It’s not always the most enjoyable way to bass fish, but if you can spend a little time studying just a paper map of your favorite lake, you’ll likely find some offshore humps that can pay big dividends in these nasty cold spells. If you have the fancy electronics on your boat, that’s great. But this is something, as I mentioned, that can be done with little to no technology.
Humps, as pictured above for reference, are very easy to find on basic contour maps. The large majority of lakes have dozens of prominent humps in them and they’re bass magnets throughout much of the year. Heck, they’re even striped bass, white bass and catfish magnets, too. If it swims in the lake, you’ll probably find it somewhere near a hump.
I tend to frequent these areas in particularly extreme weather, whether we’re talking 100-degree temperatures in July or 20-degree temperatures in February. Bass love to gang up on these humps and although I’m not the best offshore angler in the world (far from it, actually) it can be an absolute blast when you find ’em.
In my opinion, they’re great places to target right now because they allow the bass to change their living situation with very little effort or energy exerted. A bass can kick its tail a few times and within a couple seconds, move from 35 to 15 feet when or if a weather front comes through. Also, these offshore humps tend to act as dinner plates for the bass. They can sit on the down-current side of them and ambush prey as it’s washed over the hump. This requires very little work for bass and they’re also able to pin said prey against the face of the hump, which makes it easier to corral baitfish, which creates a more efficient feeding experience.
If, before this recent cold snap, you didn’t see any prespawn movement in the shallows, I’d suggest looking for humps near a river channel. Because bass often spend their winters in these deep channels, humps are going to be the first piece of structure they pass as they prepare to stage for the prespawn period. Imagine being on an interstate with your truck’s low fuel light on. You’re going to pull into the very first gas station you find and I believe winter bass do the same thing with these offshore humps.

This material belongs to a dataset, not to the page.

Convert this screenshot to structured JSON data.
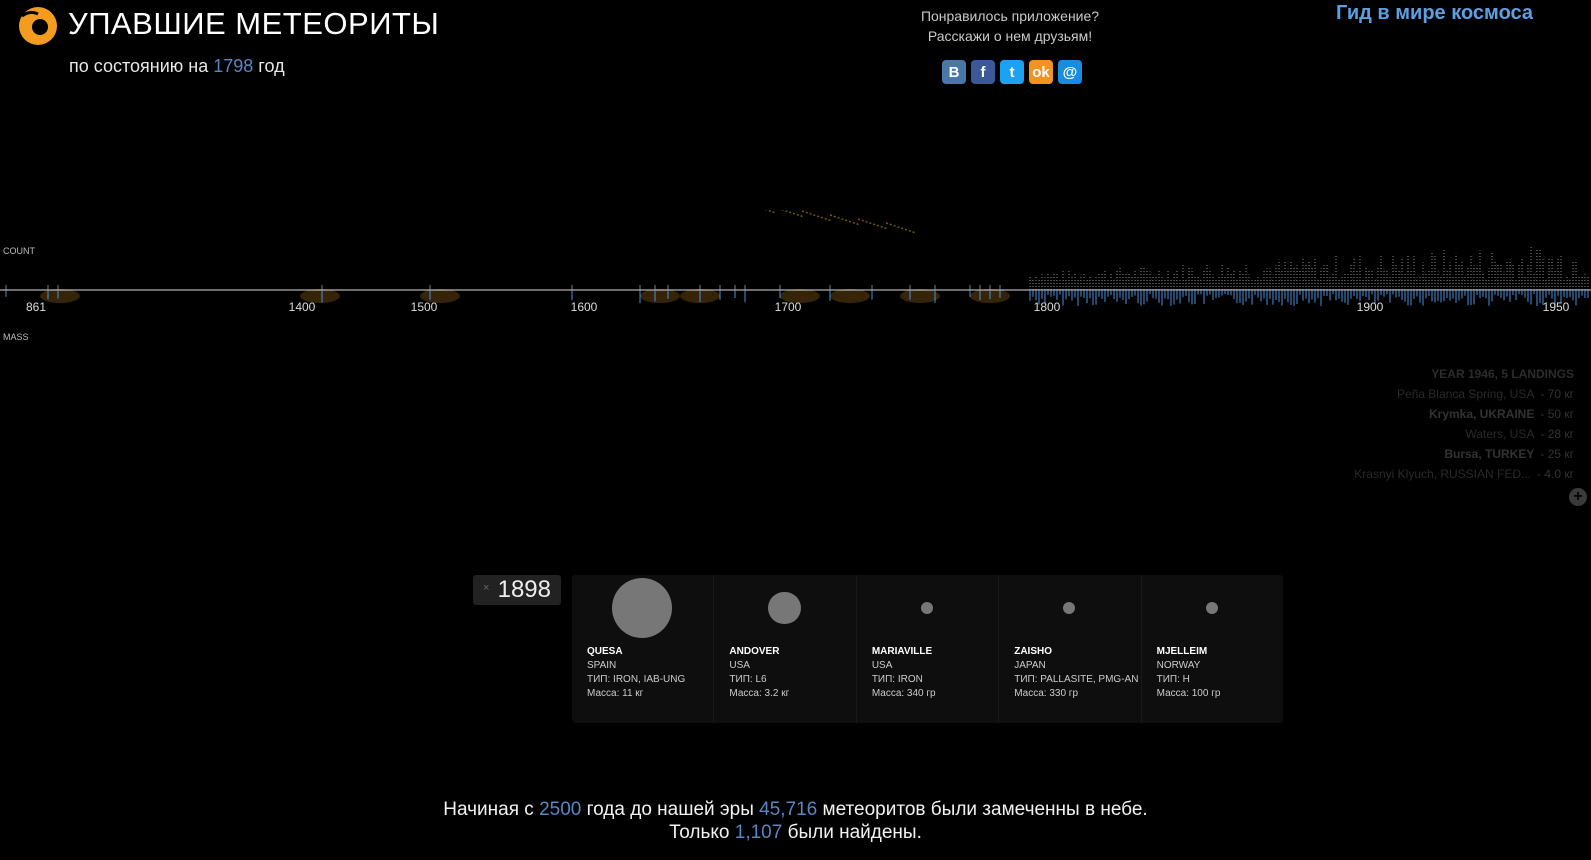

Suggested baits: Spoons, blade baits and tail spinners tend to be the stars of the show whenever I’m fishing these areas. This cold weather has put the bass in a sour mood and shortened their already-small feeding windows, so you’ll want a lure with a subtle action. I fish a bunch of different blade baits and I haven’t been nuts about many of them lately, so I can’t really suggest anything specific there in good conscience. I will say, however, that a 7/8-ounce War Eagle Jiggin’ Spoon and a Mann’s Little George are awfully tough to beat in this situation. The War Eagle Jiggin’ Spoon comes with great hooks already on it but make sure you change the Little George’s hook before you drop it down.